Louise Bourgeois’s Psychologically Charged, Gravity-Defying Sculptures
Entering “Louise Bourgeois: Suspension” at New York’s Cheim & Read Gallery is like walking through the brilliant and complex mind of the late artist (1911-2010). For the first time ever in her decades-long oeuvre, Bourgeois’s hanging pieces—spanning more than 45 years—are presented together. Though Bourgeois became known later in life for her sculptural works—such as her monumental spiders; totemic and uncannily anthropomorphic “Personnages,” human-size stacks of stone, wood, metal, and bronze; and her vitrine like “Cells” series, made from salvaged materials and found items beautifully constructed into eerily beautiful cages—her hanging works undermine the notion of sculpture altogether, elevating it from the pedestal. “It denies our usual expectations of seeing a sculptural work,” John Cheim told me. “And as Louise Bourgeois had said: ‘Horizontality is a desire to give up, to sleep. Verticality is an attempt to escape. Hanging and floating are states of ambivalence.’”

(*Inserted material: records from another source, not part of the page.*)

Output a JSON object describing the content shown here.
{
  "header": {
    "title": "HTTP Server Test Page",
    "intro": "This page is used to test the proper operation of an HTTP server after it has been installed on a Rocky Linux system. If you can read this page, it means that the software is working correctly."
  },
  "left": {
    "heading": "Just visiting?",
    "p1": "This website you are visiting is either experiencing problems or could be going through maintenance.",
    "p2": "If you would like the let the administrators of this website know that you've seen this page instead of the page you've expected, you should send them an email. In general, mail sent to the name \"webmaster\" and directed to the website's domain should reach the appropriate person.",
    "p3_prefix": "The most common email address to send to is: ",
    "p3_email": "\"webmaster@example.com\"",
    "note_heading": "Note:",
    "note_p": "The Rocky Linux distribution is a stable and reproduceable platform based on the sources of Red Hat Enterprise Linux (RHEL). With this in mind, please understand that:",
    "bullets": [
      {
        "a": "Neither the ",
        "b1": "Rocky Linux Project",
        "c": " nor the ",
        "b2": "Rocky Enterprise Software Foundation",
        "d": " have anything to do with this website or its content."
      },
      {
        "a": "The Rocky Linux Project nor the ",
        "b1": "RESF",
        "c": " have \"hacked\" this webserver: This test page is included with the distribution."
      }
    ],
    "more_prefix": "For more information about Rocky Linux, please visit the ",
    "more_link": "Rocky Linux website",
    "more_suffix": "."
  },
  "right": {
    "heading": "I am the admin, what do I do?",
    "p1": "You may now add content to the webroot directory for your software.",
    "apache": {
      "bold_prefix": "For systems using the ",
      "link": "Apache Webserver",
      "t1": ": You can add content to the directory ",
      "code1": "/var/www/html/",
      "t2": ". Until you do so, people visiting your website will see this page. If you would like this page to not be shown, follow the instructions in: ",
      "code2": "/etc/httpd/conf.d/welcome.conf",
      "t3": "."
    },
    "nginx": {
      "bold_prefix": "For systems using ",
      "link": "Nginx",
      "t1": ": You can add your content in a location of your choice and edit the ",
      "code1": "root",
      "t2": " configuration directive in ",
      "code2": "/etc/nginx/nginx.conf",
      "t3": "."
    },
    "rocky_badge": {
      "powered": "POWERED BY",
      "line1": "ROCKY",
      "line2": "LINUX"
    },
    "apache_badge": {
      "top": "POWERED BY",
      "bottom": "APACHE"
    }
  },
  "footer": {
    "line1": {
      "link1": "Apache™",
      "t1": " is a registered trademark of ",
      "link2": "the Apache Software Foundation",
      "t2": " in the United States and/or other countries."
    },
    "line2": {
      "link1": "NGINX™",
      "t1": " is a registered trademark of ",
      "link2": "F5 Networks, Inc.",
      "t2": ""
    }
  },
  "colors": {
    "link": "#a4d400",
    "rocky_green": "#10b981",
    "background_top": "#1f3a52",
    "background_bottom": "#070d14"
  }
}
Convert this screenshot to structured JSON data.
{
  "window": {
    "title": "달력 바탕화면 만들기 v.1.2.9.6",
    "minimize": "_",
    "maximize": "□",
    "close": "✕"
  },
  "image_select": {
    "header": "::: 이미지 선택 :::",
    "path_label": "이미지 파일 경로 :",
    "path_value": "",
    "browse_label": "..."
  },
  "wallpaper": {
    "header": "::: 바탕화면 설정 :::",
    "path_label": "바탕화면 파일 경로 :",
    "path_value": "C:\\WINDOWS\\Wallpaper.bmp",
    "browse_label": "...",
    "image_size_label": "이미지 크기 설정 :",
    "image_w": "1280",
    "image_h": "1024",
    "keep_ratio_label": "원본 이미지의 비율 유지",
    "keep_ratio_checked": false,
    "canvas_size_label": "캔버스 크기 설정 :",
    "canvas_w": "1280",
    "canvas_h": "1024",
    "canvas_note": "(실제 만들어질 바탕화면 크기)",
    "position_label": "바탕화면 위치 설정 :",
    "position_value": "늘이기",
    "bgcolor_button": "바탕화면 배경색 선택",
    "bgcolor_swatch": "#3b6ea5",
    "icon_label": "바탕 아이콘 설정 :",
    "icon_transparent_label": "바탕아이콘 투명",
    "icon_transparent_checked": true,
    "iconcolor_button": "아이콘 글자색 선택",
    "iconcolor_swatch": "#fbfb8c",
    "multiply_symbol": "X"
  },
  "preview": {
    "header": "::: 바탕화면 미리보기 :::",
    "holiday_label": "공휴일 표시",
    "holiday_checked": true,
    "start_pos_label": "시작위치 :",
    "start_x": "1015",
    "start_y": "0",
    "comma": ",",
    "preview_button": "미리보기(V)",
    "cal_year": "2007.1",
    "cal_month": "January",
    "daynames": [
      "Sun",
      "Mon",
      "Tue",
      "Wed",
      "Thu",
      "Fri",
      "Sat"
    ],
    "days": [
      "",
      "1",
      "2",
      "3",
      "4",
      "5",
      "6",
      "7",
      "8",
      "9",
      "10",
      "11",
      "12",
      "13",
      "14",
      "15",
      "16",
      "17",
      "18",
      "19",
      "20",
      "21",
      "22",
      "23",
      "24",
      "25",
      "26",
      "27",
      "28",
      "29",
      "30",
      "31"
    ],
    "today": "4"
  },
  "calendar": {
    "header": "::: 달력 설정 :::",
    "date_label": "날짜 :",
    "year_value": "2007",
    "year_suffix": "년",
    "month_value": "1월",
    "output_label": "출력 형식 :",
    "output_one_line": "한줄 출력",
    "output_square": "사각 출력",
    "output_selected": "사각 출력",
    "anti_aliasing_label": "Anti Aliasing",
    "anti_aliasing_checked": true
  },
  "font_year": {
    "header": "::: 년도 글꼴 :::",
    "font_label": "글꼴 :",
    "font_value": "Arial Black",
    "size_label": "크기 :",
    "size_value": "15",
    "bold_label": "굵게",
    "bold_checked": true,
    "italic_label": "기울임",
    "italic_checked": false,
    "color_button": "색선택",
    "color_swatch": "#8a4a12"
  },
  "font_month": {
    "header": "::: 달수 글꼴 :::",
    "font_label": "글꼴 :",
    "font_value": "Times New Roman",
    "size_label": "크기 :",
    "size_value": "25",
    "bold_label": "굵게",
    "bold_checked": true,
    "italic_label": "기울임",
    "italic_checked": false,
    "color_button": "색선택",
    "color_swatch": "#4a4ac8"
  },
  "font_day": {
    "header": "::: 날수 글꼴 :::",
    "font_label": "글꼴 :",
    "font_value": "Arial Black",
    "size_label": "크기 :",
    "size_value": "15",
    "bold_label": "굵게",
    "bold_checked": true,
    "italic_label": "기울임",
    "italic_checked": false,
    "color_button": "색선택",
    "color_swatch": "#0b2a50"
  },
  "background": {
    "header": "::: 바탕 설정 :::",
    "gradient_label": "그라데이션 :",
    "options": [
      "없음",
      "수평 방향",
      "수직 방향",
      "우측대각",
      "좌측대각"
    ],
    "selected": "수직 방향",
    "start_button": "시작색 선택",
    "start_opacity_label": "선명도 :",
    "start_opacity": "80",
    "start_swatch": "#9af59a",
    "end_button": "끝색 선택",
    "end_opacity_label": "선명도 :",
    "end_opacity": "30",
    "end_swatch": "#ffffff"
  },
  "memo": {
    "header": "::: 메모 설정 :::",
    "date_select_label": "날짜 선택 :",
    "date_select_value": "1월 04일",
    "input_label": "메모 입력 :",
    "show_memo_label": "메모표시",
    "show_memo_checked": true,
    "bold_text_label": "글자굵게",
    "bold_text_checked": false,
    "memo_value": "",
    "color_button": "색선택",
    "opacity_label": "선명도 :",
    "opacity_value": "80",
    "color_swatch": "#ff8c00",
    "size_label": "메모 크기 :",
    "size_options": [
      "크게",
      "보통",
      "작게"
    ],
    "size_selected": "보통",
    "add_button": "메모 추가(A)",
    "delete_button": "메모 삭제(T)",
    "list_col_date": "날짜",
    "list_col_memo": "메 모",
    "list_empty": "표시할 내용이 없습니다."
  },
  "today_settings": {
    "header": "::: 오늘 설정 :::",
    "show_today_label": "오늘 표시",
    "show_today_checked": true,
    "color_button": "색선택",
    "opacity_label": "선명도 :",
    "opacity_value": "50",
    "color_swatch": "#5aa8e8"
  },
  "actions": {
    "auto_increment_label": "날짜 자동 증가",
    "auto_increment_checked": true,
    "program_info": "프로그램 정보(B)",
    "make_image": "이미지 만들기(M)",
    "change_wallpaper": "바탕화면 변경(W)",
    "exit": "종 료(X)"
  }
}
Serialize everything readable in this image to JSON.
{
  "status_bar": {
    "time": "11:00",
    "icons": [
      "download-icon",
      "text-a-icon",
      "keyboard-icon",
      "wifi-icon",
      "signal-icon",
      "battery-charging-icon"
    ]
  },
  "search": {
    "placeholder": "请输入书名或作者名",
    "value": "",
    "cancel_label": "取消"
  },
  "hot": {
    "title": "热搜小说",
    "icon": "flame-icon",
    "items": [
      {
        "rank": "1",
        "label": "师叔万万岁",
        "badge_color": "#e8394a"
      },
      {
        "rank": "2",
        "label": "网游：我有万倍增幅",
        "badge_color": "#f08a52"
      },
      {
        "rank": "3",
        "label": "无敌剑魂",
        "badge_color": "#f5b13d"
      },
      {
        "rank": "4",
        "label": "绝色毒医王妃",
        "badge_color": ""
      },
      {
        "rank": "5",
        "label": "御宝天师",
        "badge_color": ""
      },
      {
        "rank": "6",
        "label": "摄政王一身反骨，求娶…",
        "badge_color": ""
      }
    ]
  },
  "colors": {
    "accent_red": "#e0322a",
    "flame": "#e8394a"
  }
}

The show comprises two dozen works strung from the lofty ceilings of the Chelsea gallery, effortlessly floating and featherlike, belying the solid materials from which they are made. It opens with a 1947 drawing of floating abstract forms (Cheim, who knew Bourgeois for the last 30 years of her life, remembered how she made drawings almost every day, some of which were later realized as sculptures) and moves chronologically through the gallery’s four rooms. But, as Cheim points out, “her concerns remain the same throughout her life”—recurring biographical and psychological themes, such as sexual desire, the unconscious, isolation, death, and the feminine psyche. In Arch of Hysteria (1993), made from polished bronze, a phantomlike, headless male figure—his back acrobatically curved, his ribs protruding, and his long fingers nearly touching his heels—hangs from his pelvis. A later sculpture of the same title (2004), made with a ghostly white fabric, is of a male and female torso merged together at the hips, hung at their fused waist.
Figures, often elongated and headless or body-less, are recurring in Bourgeois’s practice, and appear frequently in this exhibition, some more abstracted than others. Henriette (1985) is a portrait by the artist of her sister, one single prosthetic leg dangling from the gallery’s high ceiling. In the never-before-seen Red Legs (2001), three fabric legs appearing to be that of a male, female, and child, hang resiliently. The yielding ends of works from the “Janus”series (1968), cast in bronze, recall both sexualized motifs and cartoon-like gestures. And in one of the artist’s later worksThe Couple (2007-09), at just over five feet tall and made from cast aluminum, a male and female figure are tightly coiled together, at once figurative and abstract, and erotic, passionate, and violent. All of the works embody one of the artist’s memories of her childhood: her father storing chairs by hanging them over the high beams of their attic. “It was very pure. ...You would look up and see these armchairs hanging in very good order,” she once said “The floor was bare. ...This is the origin of a lot of hanging pieces.” Like her memory, the floors of the gallery are bare, and the walls—bar from a few delicate drawings, some drawn on fabric and others ink and charcoal on paper—are empty, further accentuating the spiritual and transportive quality of the exhibition.
Marina Cashdan is Artsy’s Head of Editorial and Creative Director.
The Van Cleef & Arpels Frivole Collection
Sponsored by Van Cleef & Arpels